- Would quoting a smaller passage suffice, or is it necessary to the sense of my essay that I quote a larger passage? (Larger passages should not be used just to make the essay more entertaining to read. The passage should be relevant to the point you are making.)
- Would anything be lost to the sense of the essay if the quote is eliminated or reduced?
- Bottom line: If the entirety of the quote is integral to the comment or criticism, then the author should leave it in. If the author can reduce or eliminate the quotes without losing the sense of the essay, then that is what should be done.
The Southern Quarterly suggests the following wording when requesting permission to use copyrighted or proprietary materials:
In connection with my work titled [insert title here], I have incorporated the following material to which I believe you have proprietary rights or copyrights:
[insert description of materials incorporated]
I intend to submit this work to the Southern Quarterly for inclusion in an issue of its scholarly journal and any other Southern Quarterly publication. I request your permission to use, copy, reproduce, and distribute the above-mentioned materials in the work and grant the Southern Quarterly the same rights, including the right to publish/republish the work, or any portion thereof, in the Southern Quarterly journal or any other Southern Quarterly publication, and in any media format including, but not limited to, hard copy, audio, video, and the Internet.

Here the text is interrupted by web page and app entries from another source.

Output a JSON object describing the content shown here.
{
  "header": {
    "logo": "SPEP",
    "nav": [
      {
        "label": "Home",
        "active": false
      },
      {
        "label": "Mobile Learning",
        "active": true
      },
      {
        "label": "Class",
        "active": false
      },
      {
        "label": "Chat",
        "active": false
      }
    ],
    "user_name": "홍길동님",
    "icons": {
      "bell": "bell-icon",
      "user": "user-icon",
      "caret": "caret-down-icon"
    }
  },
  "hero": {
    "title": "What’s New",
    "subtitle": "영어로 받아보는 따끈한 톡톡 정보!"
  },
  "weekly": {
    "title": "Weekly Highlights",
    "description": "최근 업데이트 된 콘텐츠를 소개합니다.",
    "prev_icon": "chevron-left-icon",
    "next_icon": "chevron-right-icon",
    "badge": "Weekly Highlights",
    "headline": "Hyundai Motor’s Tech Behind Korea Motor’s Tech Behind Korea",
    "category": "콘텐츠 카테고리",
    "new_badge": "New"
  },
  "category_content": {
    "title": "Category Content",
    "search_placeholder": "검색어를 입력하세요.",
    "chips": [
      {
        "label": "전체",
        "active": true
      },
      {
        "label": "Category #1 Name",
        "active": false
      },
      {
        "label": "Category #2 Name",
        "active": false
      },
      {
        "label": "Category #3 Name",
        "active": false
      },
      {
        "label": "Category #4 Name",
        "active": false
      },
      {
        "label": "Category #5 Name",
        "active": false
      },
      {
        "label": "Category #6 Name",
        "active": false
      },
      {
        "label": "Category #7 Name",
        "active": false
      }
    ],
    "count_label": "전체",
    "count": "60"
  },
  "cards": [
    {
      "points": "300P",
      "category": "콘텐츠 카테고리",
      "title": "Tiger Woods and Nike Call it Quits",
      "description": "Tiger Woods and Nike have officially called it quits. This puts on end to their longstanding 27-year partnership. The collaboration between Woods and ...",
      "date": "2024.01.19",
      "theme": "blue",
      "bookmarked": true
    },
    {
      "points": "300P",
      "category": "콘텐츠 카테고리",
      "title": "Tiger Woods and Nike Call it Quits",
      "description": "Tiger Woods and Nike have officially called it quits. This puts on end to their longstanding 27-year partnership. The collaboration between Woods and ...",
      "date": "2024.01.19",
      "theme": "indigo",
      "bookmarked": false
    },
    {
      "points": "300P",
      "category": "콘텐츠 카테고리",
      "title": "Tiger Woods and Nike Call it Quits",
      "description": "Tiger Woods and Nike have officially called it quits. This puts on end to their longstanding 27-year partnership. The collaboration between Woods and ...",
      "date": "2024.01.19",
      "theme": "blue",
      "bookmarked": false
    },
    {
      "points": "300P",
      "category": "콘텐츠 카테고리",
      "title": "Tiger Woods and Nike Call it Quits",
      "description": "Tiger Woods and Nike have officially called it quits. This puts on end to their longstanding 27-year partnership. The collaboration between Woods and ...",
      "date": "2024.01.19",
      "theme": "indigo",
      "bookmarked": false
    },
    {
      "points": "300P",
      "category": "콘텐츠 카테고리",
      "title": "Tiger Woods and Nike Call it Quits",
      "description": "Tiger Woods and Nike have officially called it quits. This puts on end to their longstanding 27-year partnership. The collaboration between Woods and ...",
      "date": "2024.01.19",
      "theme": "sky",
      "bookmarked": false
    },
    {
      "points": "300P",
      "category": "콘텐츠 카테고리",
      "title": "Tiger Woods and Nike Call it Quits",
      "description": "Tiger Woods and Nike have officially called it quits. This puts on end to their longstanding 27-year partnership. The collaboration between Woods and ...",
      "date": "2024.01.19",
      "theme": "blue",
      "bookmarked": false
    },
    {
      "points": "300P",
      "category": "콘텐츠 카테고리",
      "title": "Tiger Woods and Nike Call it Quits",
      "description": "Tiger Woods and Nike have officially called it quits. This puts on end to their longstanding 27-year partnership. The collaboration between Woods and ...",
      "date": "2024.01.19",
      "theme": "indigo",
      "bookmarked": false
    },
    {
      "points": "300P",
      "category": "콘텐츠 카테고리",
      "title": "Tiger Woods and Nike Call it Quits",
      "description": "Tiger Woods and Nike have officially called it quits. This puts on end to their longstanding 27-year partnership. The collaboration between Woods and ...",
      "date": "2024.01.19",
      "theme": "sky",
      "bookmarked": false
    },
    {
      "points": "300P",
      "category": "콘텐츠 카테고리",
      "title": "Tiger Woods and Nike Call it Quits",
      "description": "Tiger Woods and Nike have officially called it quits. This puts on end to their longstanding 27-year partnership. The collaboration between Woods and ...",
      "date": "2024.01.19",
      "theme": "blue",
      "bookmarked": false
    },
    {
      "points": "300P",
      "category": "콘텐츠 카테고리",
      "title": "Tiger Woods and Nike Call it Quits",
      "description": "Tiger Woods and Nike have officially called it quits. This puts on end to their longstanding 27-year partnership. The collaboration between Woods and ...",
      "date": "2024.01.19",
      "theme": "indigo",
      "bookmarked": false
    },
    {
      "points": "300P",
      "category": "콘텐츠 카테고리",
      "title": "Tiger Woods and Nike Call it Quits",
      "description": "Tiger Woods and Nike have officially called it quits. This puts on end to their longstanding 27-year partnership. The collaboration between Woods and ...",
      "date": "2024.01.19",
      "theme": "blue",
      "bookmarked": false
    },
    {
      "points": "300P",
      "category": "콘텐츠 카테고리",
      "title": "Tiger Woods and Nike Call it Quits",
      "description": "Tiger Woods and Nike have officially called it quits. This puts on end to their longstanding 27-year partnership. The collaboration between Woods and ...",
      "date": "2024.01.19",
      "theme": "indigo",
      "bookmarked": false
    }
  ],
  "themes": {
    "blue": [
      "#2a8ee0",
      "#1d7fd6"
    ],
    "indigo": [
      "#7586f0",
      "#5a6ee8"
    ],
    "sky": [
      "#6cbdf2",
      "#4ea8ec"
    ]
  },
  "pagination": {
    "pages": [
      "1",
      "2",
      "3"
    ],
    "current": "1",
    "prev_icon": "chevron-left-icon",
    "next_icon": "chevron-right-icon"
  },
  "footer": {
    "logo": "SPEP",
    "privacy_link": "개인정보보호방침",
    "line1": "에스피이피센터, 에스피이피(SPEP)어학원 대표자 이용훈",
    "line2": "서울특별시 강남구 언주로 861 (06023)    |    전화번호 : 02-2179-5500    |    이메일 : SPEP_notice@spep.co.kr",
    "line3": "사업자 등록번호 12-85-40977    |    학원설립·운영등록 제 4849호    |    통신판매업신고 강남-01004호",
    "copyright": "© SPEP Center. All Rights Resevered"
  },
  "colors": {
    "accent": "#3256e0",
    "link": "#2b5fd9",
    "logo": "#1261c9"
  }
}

In giving your permission, please provide the following information and sign below:
Exact wording of credit line desired/required:
I grant you and the Southern Quarterly the aforementioned rights in the abovementioned materials.
Once you have obtained the appropriate permission, please send this documentation to:
Diane DeCesare Ross
Managing Editor, Southern Quarterly
118 College Drive #5078
Hattiesburg, MS 39406
Back to the top